These are dark days for anyone caught up in the social care, benefits or healthcare systems in the UK.
Years of cuts have taken an enormous toll, while the cost of living and overstretched social care provision have seen financial hardship rise and access to support plummet.
Multiple charities highlight how people are being forced to pay for their own soaring care charges, putting ever greater strain on their already meagre finances.
Over in the US, advocates and campaigners, much like their British counterparts, are in a perpetual battle to secure people the support they need, when they need it and with community inclusion as a bedrock, not an add-on.
Insurance for support in the US
Medicaid, a US government-funded insurance programme, covers healthcare and community assistance for a range of people including millions of disabled adults and children.
Its introduction in 1965 was a pivotal moment in the decades-long shift from institutionalised care.
In total, around 87 million Americans were in receipt of Medicaid as of April this year – more than one in four of them.
It is the main source of funding for health and community services for millions of disabled people, including those with intellectual and developmental disabilities. It is often the only support for long-term community care services.
The system is complicated but, put simply, Medicaid is federally funded and administered while individual states are responsible for providing services and can match fund cash from the federal coffers.
Medicaid is far from a panacea. It is not exactly generous and provision varies from state to state. There are often waits for support, means testing leads to complex hoops being jumped through and it can be bureaucratically cumbersome.
However, it is a hugely popular and regarded by many people as essential to living in dignity in their communities. In March, data from the Kaiser Family Foundation’s Health Tracking Poll showed that three-quarters of Americans had a “very favourable” view of it.
Yet, not unlike the ongoing squeeze on health and social care in the UK, Medicaid is frequently in the line of fire for cuts.
During the latest set-to over the federal debt ceiling, Republicans again turned their attack dogs on Medicaid, with some calling for deep cuts to the tune of billions that would have seen around 21 million Americans ejected from it.
An attempt by the Republicans (not for the first time) to insert a “work requirement” during the negotiations fell at the final hurdle.
Disabled stave off attacks
David Goldfarb, director of long-term supports and services policy at The Arc, a nationwide umbrella services and advocacy body, says staving off challenges was in large part successful “because the disability community stood behind” efforts to protect Medicaid.
He points out that, in many ways, Medicaid has seen a “wild ride” running the gamut of expansion through President Obama’s Affordable Care Act in 2013 to ongoing threats to funding.
However, as he explains, “there is a lot of opportunity for bipartisanship”. There is a degree of agreement on supporting people to live independently, he argues, and political wrangles frequently revolve more around the overall cost of welfare programmes.
Threats to Medicaid remain and the wider political circus will do its thing as long as Republicans see the programme as low-hanging fruit in budget negotiations.
However, there is no denying the force of pushback against cuts that stopped them – this time.
For all the best efforts of advocates in the UK to protect services, the Tory government seems likely to make things worse in the next wave of cuts.
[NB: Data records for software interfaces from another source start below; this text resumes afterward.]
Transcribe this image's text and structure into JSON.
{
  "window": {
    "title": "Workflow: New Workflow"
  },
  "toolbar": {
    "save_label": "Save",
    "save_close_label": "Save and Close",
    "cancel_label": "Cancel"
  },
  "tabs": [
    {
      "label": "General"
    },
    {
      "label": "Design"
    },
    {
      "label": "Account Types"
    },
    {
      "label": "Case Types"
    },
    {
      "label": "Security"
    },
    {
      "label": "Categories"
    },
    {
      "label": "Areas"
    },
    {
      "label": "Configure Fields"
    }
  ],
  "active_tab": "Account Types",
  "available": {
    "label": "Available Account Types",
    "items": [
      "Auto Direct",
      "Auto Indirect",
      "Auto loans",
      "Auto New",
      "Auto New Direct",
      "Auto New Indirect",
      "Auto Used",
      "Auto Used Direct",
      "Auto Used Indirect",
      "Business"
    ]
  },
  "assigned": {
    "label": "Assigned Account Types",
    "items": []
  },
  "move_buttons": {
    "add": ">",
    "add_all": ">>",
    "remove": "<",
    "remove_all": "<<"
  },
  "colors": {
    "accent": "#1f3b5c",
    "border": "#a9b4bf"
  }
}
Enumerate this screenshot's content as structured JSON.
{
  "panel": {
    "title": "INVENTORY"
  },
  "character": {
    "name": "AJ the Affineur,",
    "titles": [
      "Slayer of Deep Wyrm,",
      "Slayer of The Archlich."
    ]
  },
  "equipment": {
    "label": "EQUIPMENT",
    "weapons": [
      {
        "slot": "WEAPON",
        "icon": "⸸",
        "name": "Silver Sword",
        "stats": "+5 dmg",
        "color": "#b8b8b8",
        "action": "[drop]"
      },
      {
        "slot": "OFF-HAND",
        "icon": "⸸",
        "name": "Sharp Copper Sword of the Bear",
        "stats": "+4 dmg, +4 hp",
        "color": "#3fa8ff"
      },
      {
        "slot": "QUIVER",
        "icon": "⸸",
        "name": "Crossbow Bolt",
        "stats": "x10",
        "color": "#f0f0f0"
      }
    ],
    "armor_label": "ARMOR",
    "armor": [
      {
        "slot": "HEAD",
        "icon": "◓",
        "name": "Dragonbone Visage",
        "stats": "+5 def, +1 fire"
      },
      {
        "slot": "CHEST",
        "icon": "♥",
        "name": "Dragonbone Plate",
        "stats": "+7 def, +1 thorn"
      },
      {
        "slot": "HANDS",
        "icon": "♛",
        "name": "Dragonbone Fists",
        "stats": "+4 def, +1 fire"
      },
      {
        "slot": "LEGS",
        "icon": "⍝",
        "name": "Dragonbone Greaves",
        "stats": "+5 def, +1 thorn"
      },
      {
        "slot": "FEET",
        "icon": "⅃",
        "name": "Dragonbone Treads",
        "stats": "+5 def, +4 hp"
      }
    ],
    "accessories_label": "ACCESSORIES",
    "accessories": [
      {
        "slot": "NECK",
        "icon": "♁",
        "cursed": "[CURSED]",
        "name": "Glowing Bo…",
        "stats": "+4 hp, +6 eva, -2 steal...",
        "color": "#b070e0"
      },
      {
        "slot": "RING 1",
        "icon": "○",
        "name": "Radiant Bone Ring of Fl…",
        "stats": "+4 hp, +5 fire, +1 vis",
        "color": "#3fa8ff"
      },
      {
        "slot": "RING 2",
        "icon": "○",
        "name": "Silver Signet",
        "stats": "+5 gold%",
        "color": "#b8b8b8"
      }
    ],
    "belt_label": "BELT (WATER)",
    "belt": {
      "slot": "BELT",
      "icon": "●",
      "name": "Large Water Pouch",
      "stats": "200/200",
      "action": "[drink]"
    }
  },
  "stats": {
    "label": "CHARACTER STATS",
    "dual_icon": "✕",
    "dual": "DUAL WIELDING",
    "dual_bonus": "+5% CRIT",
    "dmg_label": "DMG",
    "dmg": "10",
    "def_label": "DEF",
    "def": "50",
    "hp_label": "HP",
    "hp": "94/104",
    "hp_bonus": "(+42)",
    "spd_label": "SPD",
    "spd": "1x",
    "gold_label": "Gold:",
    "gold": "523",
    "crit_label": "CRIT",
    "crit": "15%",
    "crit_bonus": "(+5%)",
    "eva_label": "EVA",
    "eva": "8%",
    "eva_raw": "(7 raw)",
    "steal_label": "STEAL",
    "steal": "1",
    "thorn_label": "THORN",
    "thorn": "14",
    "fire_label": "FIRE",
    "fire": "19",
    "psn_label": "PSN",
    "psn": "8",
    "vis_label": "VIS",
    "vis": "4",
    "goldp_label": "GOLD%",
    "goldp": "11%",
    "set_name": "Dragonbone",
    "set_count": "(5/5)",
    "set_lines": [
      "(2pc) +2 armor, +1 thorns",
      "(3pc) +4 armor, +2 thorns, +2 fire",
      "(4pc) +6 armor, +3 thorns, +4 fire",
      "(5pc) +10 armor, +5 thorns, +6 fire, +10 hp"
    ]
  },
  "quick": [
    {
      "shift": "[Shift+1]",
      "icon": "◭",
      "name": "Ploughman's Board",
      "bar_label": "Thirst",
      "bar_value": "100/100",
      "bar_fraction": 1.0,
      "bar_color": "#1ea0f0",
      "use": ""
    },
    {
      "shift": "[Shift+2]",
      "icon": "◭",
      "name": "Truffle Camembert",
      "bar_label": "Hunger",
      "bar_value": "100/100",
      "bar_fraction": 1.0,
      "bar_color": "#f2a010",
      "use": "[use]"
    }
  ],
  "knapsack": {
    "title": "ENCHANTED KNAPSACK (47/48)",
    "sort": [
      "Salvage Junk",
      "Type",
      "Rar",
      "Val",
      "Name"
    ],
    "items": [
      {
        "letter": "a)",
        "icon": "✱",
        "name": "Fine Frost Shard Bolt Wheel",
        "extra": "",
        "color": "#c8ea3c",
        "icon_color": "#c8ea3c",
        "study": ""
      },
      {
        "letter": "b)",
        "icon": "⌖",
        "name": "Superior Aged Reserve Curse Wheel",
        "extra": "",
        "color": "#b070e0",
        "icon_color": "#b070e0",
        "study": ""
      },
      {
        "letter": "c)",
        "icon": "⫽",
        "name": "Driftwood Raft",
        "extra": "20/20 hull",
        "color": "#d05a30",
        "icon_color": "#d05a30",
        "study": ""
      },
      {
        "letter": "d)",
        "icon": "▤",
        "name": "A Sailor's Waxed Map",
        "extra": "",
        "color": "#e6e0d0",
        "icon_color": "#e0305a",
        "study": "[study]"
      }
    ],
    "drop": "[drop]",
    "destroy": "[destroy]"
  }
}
And, at least until a general election, the same groups will suffer the consequences.